#6

Soft-tissue work to your subscap plus direct stretching of the subscap immediately afterwards is probably your best bet... that is, if your subscap is actually the problem and is stiff. You can reach the subscap by going in through your armpit or hiring somebody who knows something. Also, to isolate the subscap with a streth, you should do end range shoulder external rotation with your arm down at your side. Also, what do you mean exactly by tight? I recommend reading these two articles on the subject:

http://tjwnscacpt.blogspot.com/2009/11/short-stiff-or-tight.html
http://tjwnscacpt.blogspot.com/2009/12/short-stiff-or-tight-part-2.html


#7

Tight muscles do not always equal weak muscles, and tight muscles also do not always require a stretch (heresy I know) but hear me out... the human body is incredibly brilliant at compensating to protect more important structures, so its possible that your subscap is "tight" because it is working overtime to protect either your brachial plexus or the integrity of your shoulder joint.

For every person that SLD work great for hamstring length, strength and "suppleness" I could probably show you one for which it would only serve to aggrivate their issue, so I tend to doubt your stretch overload as a holy grail theory.

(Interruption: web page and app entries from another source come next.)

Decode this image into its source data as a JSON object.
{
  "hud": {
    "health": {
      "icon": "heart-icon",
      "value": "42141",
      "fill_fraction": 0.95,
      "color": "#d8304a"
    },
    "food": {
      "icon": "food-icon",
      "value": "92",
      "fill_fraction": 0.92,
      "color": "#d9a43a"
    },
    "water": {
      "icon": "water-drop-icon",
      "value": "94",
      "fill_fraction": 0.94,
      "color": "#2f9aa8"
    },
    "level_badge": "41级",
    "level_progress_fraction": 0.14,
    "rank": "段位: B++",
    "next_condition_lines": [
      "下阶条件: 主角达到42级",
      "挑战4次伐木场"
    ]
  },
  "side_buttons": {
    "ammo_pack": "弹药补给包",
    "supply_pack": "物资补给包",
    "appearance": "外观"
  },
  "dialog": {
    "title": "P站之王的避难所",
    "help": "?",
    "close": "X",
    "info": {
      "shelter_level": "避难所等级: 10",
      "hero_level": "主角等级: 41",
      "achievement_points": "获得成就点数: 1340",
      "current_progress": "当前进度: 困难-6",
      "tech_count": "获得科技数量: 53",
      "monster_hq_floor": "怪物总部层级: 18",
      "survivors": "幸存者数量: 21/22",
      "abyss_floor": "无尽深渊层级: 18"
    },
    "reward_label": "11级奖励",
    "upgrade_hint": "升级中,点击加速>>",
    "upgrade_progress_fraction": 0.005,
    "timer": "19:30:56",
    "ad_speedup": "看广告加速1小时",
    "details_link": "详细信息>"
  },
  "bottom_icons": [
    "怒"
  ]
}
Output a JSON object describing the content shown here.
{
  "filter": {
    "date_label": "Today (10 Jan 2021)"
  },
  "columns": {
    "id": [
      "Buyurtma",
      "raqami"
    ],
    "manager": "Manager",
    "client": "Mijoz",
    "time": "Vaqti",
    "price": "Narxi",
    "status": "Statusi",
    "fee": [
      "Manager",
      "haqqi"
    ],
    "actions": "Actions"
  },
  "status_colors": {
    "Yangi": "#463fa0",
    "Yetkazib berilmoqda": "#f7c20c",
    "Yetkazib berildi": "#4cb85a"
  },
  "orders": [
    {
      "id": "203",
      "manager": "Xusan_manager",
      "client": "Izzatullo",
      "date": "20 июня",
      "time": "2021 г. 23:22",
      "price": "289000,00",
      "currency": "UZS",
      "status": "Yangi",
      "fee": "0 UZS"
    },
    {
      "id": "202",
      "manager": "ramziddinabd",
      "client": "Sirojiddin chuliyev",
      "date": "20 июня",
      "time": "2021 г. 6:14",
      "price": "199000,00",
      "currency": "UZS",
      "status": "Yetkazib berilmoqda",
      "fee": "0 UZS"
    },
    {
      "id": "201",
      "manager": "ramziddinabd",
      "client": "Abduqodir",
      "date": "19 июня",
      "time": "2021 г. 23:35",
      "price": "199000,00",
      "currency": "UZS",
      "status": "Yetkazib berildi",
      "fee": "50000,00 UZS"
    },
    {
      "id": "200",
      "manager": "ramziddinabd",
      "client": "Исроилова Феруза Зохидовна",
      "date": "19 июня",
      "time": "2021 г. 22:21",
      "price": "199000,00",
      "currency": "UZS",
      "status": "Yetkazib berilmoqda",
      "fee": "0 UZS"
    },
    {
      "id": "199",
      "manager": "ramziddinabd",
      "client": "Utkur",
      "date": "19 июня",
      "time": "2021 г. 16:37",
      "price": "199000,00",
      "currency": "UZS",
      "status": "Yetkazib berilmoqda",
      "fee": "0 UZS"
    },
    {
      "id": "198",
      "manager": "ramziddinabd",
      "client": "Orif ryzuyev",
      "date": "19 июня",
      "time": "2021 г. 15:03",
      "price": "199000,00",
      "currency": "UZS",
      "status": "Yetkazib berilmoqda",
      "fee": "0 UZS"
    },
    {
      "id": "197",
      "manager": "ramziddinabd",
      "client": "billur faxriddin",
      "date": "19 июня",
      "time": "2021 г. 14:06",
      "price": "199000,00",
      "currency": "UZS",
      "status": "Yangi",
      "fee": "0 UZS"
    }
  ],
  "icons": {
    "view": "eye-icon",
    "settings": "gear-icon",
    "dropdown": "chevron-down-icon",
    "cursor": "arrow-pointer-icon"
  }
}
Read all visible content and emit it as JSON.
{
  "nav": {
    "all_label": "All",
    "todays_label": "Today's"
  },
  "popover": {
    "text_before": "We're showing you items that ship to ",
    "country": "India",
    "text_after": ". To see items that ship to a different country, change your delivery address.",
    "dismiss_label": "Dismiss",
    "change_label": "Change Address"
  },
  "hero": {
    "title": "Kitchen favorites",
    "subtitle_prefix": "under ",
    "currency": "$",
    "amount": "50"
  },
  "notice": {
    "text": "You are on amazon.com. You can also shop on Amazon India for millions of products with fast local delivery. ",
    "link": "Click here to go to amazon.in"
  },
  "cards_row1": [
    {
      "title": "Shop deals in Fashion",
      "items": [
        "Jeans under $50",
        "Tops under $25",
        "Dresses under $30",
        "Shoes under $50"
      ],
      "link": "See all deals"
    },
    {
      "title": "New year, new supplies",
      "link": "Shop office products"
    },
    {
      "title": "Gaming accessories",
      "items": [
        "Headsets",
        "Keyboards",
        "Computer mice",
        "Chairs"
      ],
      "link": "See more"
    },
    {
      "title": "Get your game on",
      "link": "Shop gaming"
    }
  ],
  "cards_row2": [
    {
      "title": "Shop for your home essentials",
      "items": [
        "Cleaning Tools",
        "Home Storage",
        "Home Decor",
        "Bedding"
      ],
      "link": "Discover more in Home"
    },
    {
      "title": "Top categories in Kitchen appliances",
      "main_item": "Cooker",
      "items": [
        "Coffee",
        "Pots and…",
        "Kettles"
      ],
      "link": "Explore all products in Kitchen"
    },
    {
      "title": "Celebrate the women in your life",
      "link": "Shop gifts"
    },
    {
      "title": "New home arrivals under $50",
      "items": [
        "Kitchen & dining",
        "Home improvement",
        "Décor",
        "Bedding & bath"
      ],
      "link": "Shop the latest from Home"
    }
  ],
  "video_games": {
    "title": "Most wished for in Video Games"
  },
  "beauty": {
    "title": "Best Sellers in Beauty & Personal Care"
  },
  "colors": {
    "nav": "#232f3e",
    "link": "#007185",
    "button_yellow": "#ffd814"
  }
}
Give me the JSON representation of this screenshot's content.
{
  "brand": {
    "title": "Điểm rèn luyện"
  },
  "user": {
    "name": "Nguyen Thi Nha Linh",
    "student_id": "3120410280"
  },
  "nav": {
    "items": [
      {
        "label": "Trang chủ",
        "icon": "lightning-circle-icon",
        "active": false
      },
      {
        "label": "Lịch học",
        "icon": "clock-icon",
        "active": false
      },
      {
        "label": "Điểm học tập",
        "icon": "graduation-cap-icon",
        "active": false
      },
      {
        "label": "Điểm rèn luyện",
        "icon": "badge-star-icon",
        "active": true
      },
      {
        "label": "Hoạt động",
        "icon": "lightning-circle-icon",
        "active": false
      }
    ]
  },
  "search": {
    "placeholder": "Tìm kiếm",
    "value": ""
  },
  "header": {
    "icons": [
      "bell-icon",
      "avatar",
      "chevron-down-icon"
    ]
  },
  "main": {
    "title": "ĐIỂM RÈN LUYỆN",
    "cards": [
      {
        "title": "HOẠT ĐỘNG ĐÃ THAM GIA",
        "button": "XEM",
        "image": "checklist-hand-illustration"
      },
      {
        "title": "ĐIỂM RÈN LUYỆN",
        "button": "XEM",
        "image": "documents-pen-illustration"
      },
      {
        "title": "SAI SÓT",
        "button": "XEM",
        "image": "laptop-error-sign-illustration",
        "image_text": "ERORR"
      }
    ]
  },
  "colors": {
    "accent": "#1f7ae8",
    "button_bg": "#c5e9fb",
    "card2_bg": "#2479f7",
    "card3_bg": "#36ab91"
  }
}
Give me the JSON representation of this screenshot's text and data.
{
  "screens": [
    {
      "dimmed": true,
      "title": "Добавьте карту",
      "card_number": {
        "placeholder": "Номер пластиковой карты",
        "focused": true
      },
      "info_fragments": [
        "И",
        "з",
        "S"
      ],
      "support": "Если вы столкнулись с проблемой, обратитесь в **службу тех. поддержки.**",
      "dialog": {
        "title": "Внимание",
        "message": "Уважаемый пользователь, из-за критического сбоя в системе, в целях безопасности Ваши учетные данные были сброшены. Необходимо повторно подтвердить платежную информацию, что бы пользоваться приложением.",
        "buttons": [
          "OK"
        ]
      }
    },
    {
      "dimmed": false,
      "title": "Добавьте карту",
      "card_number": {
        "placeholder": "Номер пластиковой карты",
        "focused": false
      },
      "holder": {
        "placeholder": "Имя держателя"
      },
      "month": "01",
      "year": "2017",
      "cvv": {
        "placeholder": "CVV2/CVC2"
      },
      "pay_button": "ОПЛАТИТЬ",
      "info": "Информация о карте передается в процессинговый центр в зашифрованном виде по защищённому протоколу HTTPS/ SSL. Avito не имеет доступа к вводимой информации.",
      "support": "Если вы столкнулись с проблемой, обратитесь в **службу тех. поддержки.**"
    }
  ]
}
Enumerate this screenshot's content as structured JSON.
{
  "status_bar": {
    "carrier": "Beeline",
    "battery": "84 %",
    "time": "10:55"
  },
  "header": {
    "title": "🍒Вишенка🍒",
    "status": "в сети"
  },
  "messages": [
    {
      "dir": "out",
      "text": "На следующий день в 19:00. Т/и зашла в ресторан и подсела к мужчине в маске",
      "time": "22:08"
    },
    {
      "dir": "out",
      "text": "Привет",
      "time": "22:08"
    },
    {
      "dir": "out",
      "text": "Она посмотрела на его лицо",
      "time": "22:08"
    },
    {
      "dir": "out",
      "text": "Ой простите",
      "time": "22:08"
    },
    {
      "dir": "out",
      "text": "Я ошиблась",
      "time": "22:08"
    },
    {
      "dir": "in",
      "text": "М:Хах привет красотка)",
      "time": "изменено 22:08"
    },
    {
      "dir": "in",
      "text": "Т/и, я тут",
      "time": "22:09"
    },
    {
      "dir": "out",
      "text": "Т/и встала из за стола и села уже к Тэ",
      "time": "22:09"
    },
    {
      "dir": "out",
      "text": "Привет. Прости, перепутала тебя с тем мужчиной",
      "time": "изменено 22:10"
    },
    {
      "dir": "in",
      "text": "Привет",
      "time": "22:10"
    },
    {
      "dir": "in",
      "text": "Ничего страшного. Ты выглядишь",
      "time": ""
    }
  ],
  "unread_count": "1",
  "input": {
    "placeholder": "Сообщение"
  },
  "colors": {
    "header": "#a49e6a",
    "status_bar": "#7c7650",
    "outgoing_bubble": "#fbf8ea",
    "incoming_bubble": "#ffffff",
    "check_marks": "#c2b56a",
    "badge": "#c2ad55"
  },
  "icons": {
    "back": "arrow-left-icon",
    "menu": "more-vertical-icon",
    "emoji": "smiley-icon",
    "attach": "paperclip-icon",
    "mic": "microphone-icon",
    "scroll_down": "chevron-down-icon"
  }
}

x2 to BBB and LH's posts, also Ed mentioned getting checked out by someone to see about getting your subscap checked out and fixed, preferably seeing someone who actually knows about soft tissue injuries, and how to fix them. Good luck with it, sounds like your motivated to get sorted out.